**EXERCISE**
Repeat the records below exactly. Omit the pictures.

━━ DATASET EXCERPTS ━━

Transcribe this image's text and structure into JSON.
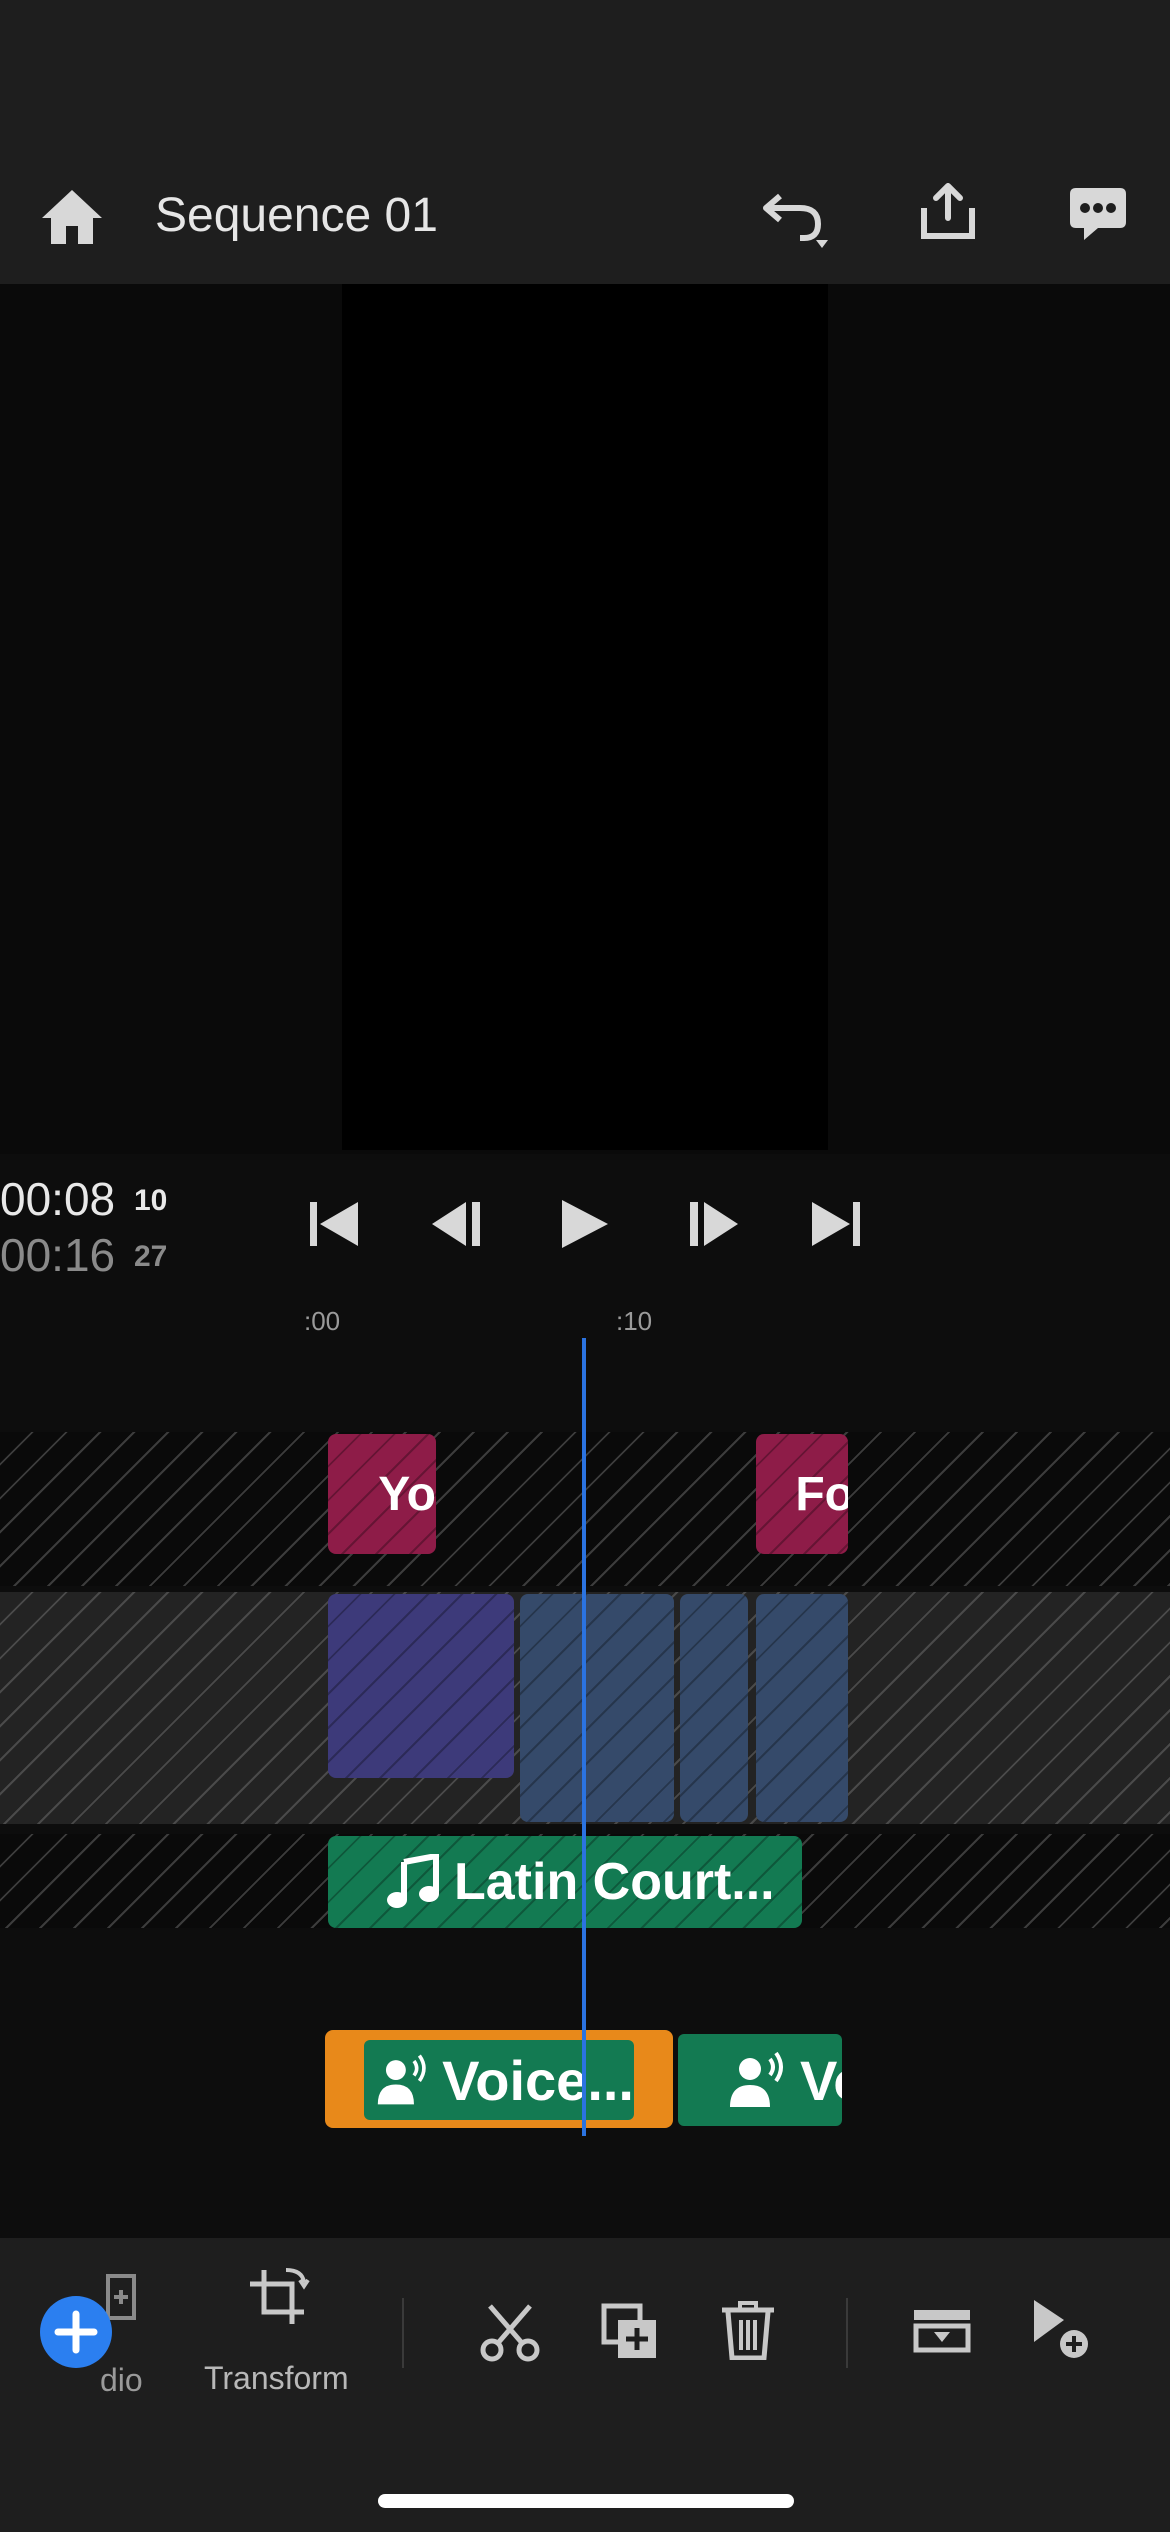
{
  "header": {
    "title": "Sequence 01",
    "icons": [
      "home-icon",
      "undo-icon",
      "share-icon",
      "feedback-icon"
    ]
  },
  "playback": {
    "current_time": "00:08",
    "current_frames": "10",
    "total_time": "00:16",
    "total_frames": "27",
    "controls": [
      "skip-to-start-icon",
      "step-back-icon",
      "play-icon",
      "step-forward-icon",
      "skip-to-end-icon"
    ]
  },
  "timeline": {
    "ruler_marks": [
      ":00",
      ":10"
    ],
    "title_clips": [
      "Yo",
      "Fo"
    ],
    "music_clip": "Latin Court...",
    "voice_clips": [
      "Voice...",
      "Vo"
    ]
  },
  "toolbar": {
    "partial_label": "dio",
    "transform_label": "Transform",
    "icons": [
      "add-icon",
      "transform-icon",
      "scissors-icon",
      "duplicate-icon",
      "trash-icon",
      "replace-icon",
      "insert-icon"
    ]
  },
  "colors": {
    "accent": "#2b73e0",
    "title_clip": "#8e1c48",
    "audio_clip": "#137a52",
    "selected_clip": "#e8891a",
    "video_clip_a": "#3d3a7a",
    "video_clip_b": "#354a6a"
  }
}
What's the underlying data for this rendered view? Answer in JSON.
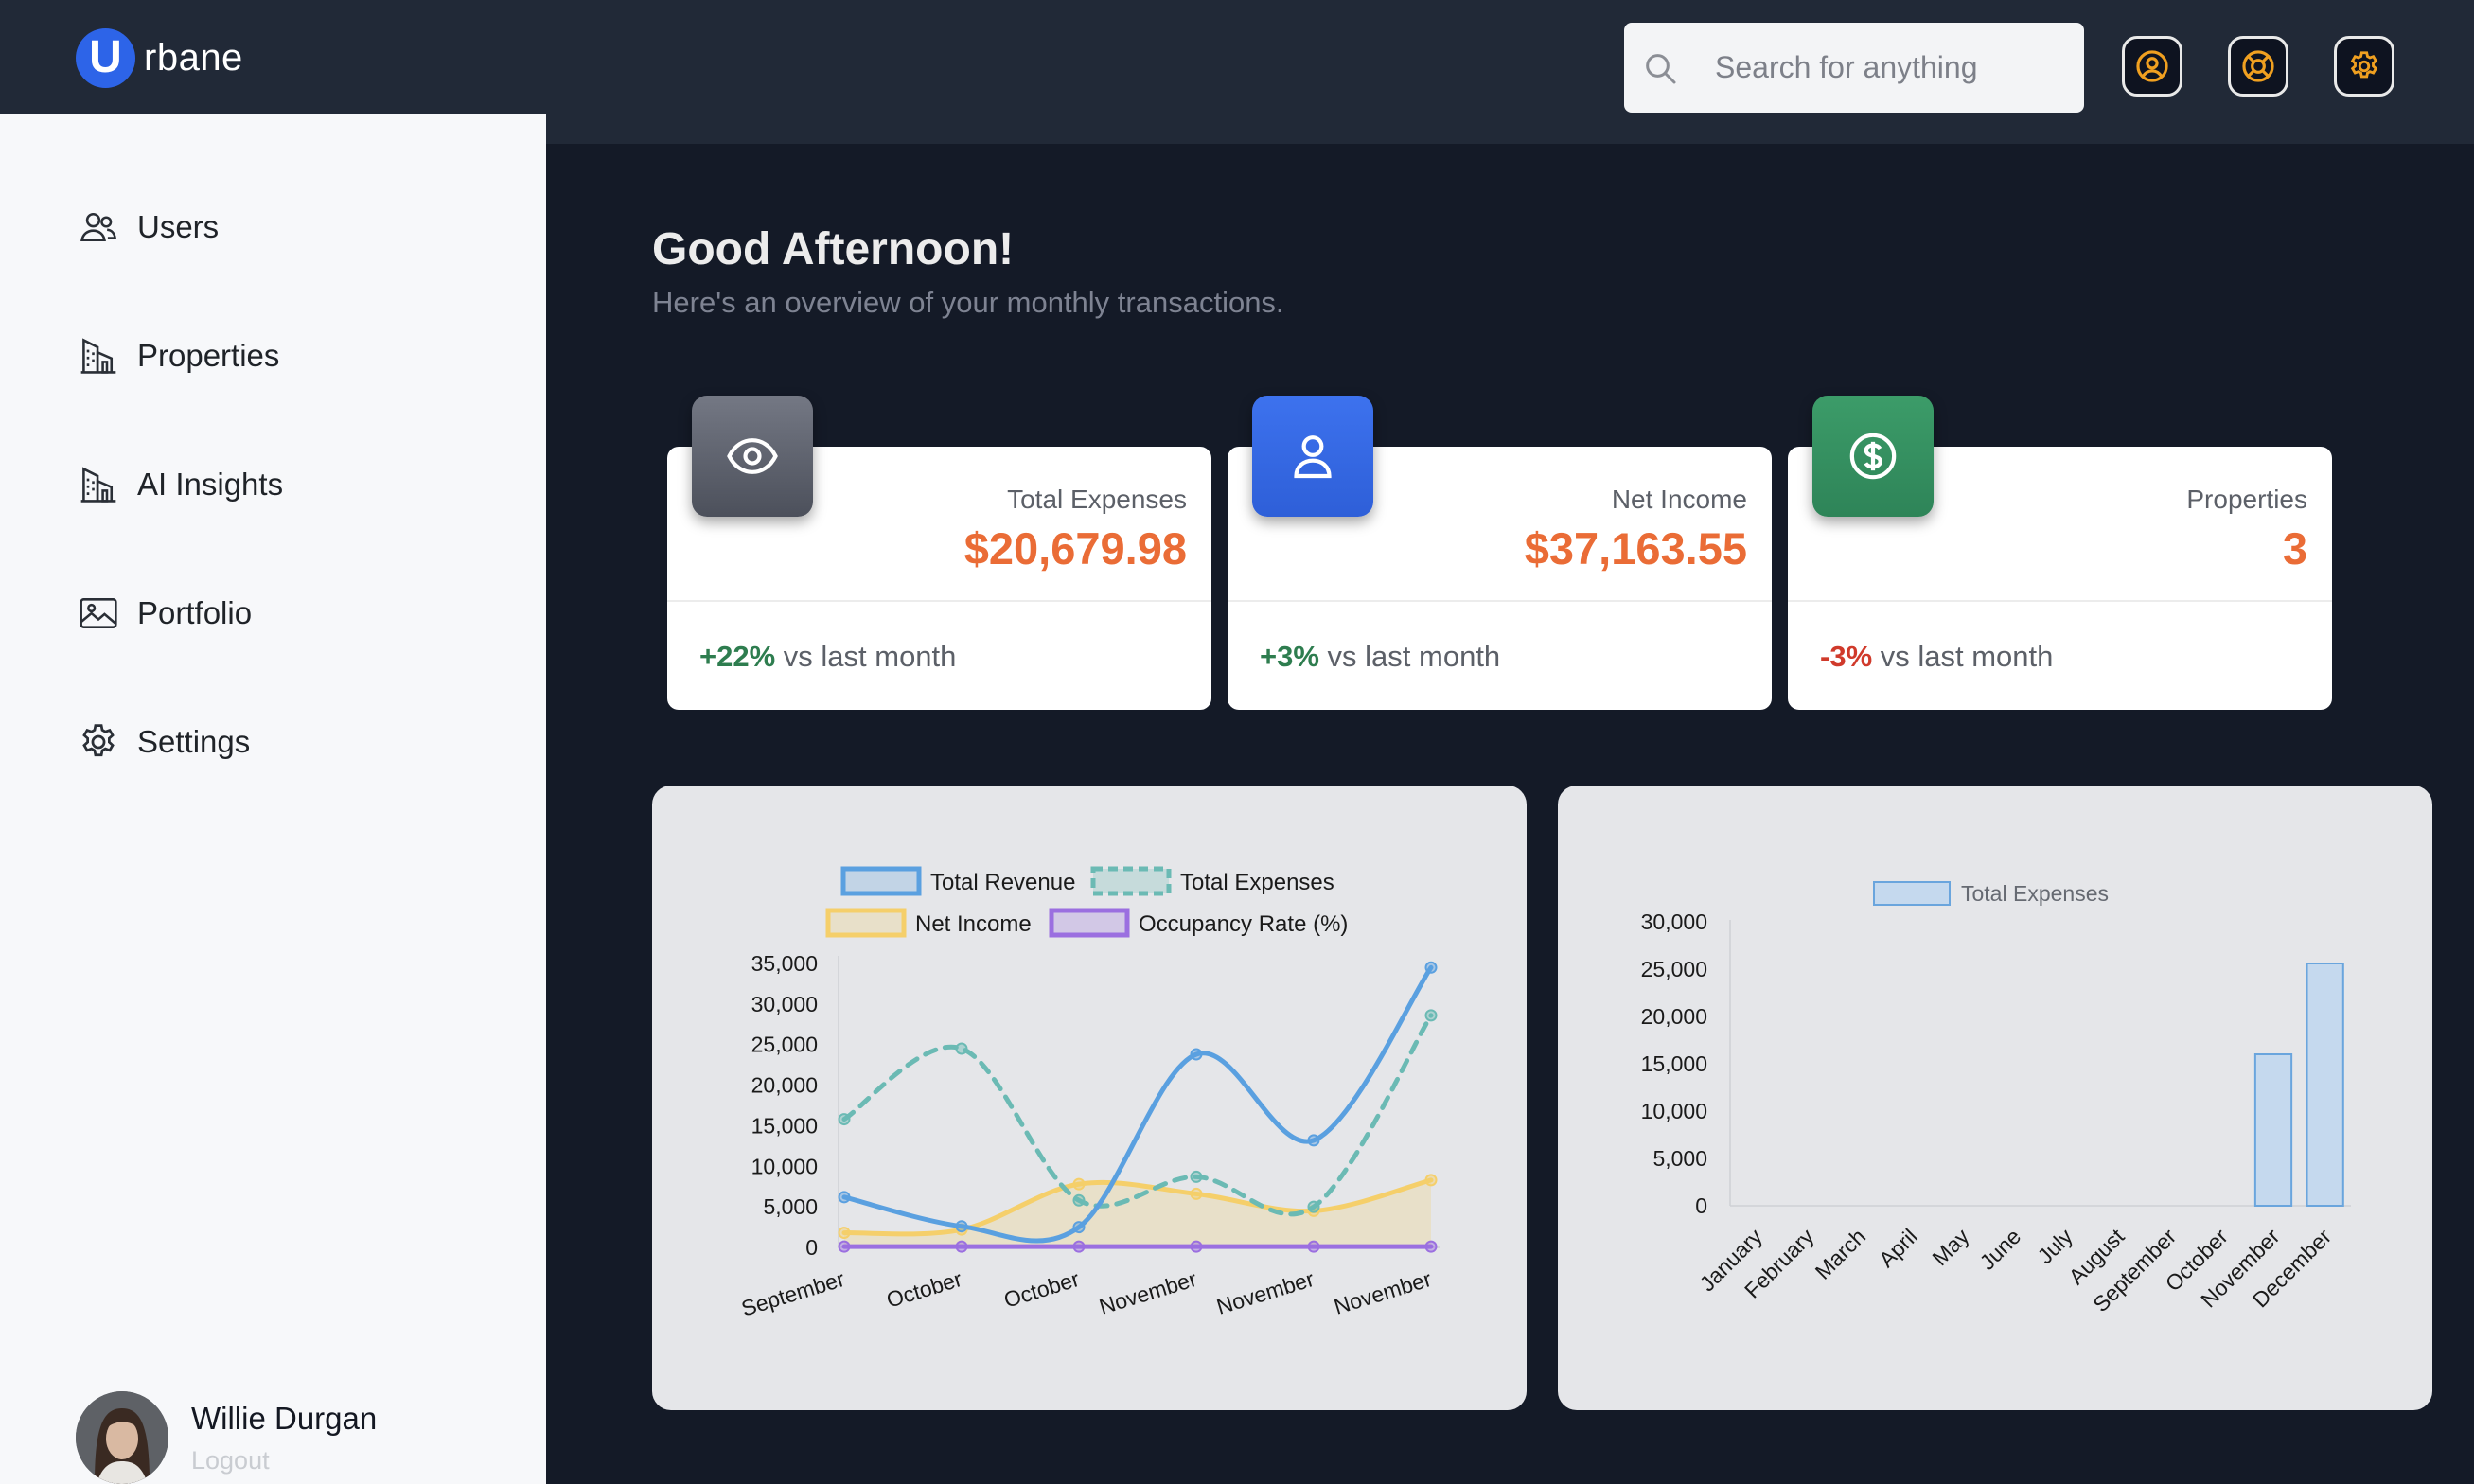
{
  "app": {
    "logo_letter": "U",
    "logo_text": "rbane"
  },
  "header": {
    "search_placeholder": "Search for anything",
    "buttons": [
      "user-circle-icon",
      "lifebuoy-icon",
      "gear-icon"
    ],
    "accent_color": "#f0a020"
  },
  "sidebar": {
    "items": [
      {
        "label": "Users",
        "icon": "users-icon"
      },
      {
        "label": "Properties",
        "icon": "building-icon"
      },
      {
        "label": "AI Insights",
        "icon": "building-icon"
      },
      {
        "label": "Portfolio",
        "icon": "image-icon"
      },
      {
        "label": "Settings",
        "icon": "gear-icon"
      }
    ],
    "user": {
      "name": "Willie Durgan",
      "logout_label": "Logout"
    }
  },
  "main": {
    "greeting": "Good Afternoon!",
    "subtitle": "Here's an overview of your monthly transactions."
  },
  "cards": [
    {
      "title": "Total Expenses",
      "value": "$20,679.98",
      "change": "+22%",
      "change_text": "vs last month",
      "change_color": "#2e7d4f",
      "icon": "eye-icon",
      "icon_color": "#5b5f6b"
    },
    {
      "title": "Net Income",
      "value": "$37,163.55",
      "change": "+3%",
      "change_text": "vs last month",
      "change_color": "#2e7d4f",
      "icon": "user-icon",
      "icon_color": "#2d64e8"
    },
    {
      "title": "Properties",
      "value": "3",
      "change": "-3%",
      "change_text": "vs last month",
      "change_color": "#d03a2b",
      "icon": "dollar-icon",
      "icon_color": "#2f8a5b"
    }
  ],
  "chart_data": [
    {
      "type": "line",
      "x": [
        "September",
        "October",
        "October",
        "November",
        "November",
        "November"
      ],
      "series": [
        {
          "name": "Total Revenue",
          "values": [
            6200,
            2600,
            2500,
            23800,
            13200,
            34500
          ],
          "color": "#5aa0e0"
        },
        {
          "name": "Total Expenses",
          "values": [
            15800,
            24500,
            5800,
            8700,
            5000,
            28600
          ],
          "color": "#6bbab4",
          "dashed": true
        },
        {
          "name": "Net Income",
          "values": [
            1800,
            2200,
            7800,
            6600,
            4500,
            8300
          ],
          "color": "#f5cf6a"
        },
        {
          "name": "Occupancy Rate (%)",
          "values": [
            100,
            100,
            100,
            100,
            100,
            100
          ],
          "color": "#9b6fe0"
        }
      ],
      "ylim": [
        0,
        35000
      ],
      "yticks": [
        "35,000",
        "30,000",
        "25,000",
        "20,000",
        "15,000",
        "10,000",
        "5,000",
        "0"
      ],
      "legend_position": "top"
    },
    {
      "type": "bar",
      "categories": [
        "January",
        "February",
        "March",
        "April",
        "May",
        "June",
        "July",
        "August",
        "September",
        "October",
        "November",
        "December"
      ],
      "series": [
        {
          "name": "Total Expenses",
          "values": [
            0,
            0,
            0,
            0,
            0,
            0,
            0,
            0,
            0,
            0,
            16000,
            25600
          ],
          "color": "#c5d9ee",
          "border": "#6aa5dd"
        }
      ],
      "ylim": [
        0,
        30000
      ],
      "yticks": [
        "30,000",
        "25,000",
        "20,000",
        "15,000",
        "10,000",
        "5,000",
        "0"
      ],
      "legend_position": "top"
    }
  ]
}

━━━

**WRITTEN RESPONSE**
Transcribe this image's text and structure into JSON.
{
  "header": {
    "title": "Sequence 01",
    "icons": [
      "home-icon",
      "undo-icon",
      "share-icon",
      "feedback-icon"
    ]
  },
  "playback": {
    "current_time": "00:08",
    "current_frames": "10",
    "total_time": "00:16",
    "total_frames": "27",
    "controls": [
      "skip-to-start-icon",
      "step-back-icon",
      "play-icon",
      "step-forward-icon",
      "skip-to-end-icon"
    ]
  },
  "timeline": {
    "ruler_marks": [
      ":00",
      ":10"
    ],
    "title_clips": [
      "Yo",
      "Fo"
    ],
    "music_clip": "Latin Court...",
    "voice_clips": [
      "Voice...",
      "Vo"
    ]
  },
  "toolbar": {
    "partial_label": "dio",
    "transform_label": "Transform",
    "icons": [
      "add-icon",
      "transform-icon",
      "scissors-icon",
      "duplicate-icon",
      "trash-icon",
      "replace-icon",
      "insert-icon"
    ]
  },
  "colors": {
    "accent": "#2b73e0",
    "title_clip": "#8e1c48",
    "audio_clip": "#137a52",
    "selected_clip": "#e8891a",
    "video_clip_a": "#3d3a7a",
    "video_clip_b": "#354a6a"
  }
}
What's the underlying data for this rendered view? Answer in JSON.
{
  "app": {
    "logo_letter": "U",
    "logo_text": "rbane"
  },
  "header": {
    "search_placeholder": "Search for anything",
    "buttons": [
      "user-circle-icon",
      "lifebuoy-icon",
      "gear-icon"
    ],
    "accent_color": "#f0a020"
  },
  "sidebar": {
    "items": [
      {
        "label": "Users",
        "icon": "users-icon"
      },
      {
        "label": "Properties",
        "icon": "building-icon"
      },
      {
        "label": "AI Insights",
        "icon": "building-icon"
      },
      {
        "label": "Portfolio",
        "icon": "image-icon"
      },
      {
        "label": "Settings",
        "icon": "gear-icon"
      }
    ],
    "user": {
      "name": "Willie Durgan",
      "logout_label": "Logout"
    }
  },
  "main": {
    "greeting": "Good Afternoon!",
    "subtitle": "Here's an overview of your monthly transactions."
  },
  "cards": [
    {
      "title": "Total Expenses",
      "value": "$20,679.98",
      "change": "+22%",
      "change_text": "vs last month",
      "change_color": "#2e7d4f",
      "icon": "eye-icon",
      "icon_color": "#5b5f6b"
    },
    {
      "title": "Net Income",
      "value": "$37,163.55",
      "change": "+3%",
      "change_text": "vs last month",
      "change_color": "#2e7d4f",
      "icon": "user-icon",
      "icon_color": "#2d64e8"
    },
    {
      "title": "Properties",
      "value": "3",
      "change": "-3%",
      "change_text": "vs last month",
      "change_color": "#d03a2b",
      "icon": "dollar-icon",
      "icon_color": "#2f8a5b"
    }
  ],
  "chart_data": [
    {
      "type": "line",
      "x": [
        "September",
        "October",
        "October",
        "November",
        "November",
        "November"
      ],
      "series": [
        {
          "name": "Total Revenue",
          "values": [
            6200,
            2600,
            2500,
            23800,
            13200,
            34500
          ],
          "color": "#5aa0e0"
        },
        {
          "name": "Total Expenses",
          "values": [
            15800,
            24500,
            5800,
            8700,
            5000,
            28600
          ],
          "color": "#6bbab4",
          "dashed": true
        },
        {
          "name": "Net Income",
          "values": [
            1800,
            2200,
            7800,
            6600,
            4500,
            8300
          ],
          "color": "#f5cf6a"
        },
        {
          "name": "Occupancy Rate (%)",
          "values": [
            100,
            100,
            100,
            100,
            100,
            100
          ],
          "color": "#9b6fe0"
        }
      ],
      "ylim": [
        0,
        35000
      ],
      "yticks": [
        "35,000",
        "30,000",
        "25,000",
        "20,000",
        "15,000",
        "10,000",
        "5,000",
        "0"
      ],
      "legend_position": "top"
    },
    {
      "type": "bar",
      "categories": [
        "January",
        "February",
        "March",
        "April",
        "May",
        "June",
        "July",
        "August",
        "September",
        "October",
        "November",
        "December"
      ],
      "series": [
        {
          "name": "Total Expenses",
          "values": [
            0,
            0,
            0,
            0,
            0,
            0,
            0,
            0,
            0,
            0,
            16000,
            25600
          ],
          "color": "#c5d9ee",
          "border": "#6aa5dd"
        }
      ],
      "ylim": [
        0,
        30000
      ],
      "yticks": [
        "30,000",
        "25,000",
        "20,000",
        "15,000",
        "10,000",
        "5,000",
        "0"
      ],
      "legend_position": "top"
    }
  ]
}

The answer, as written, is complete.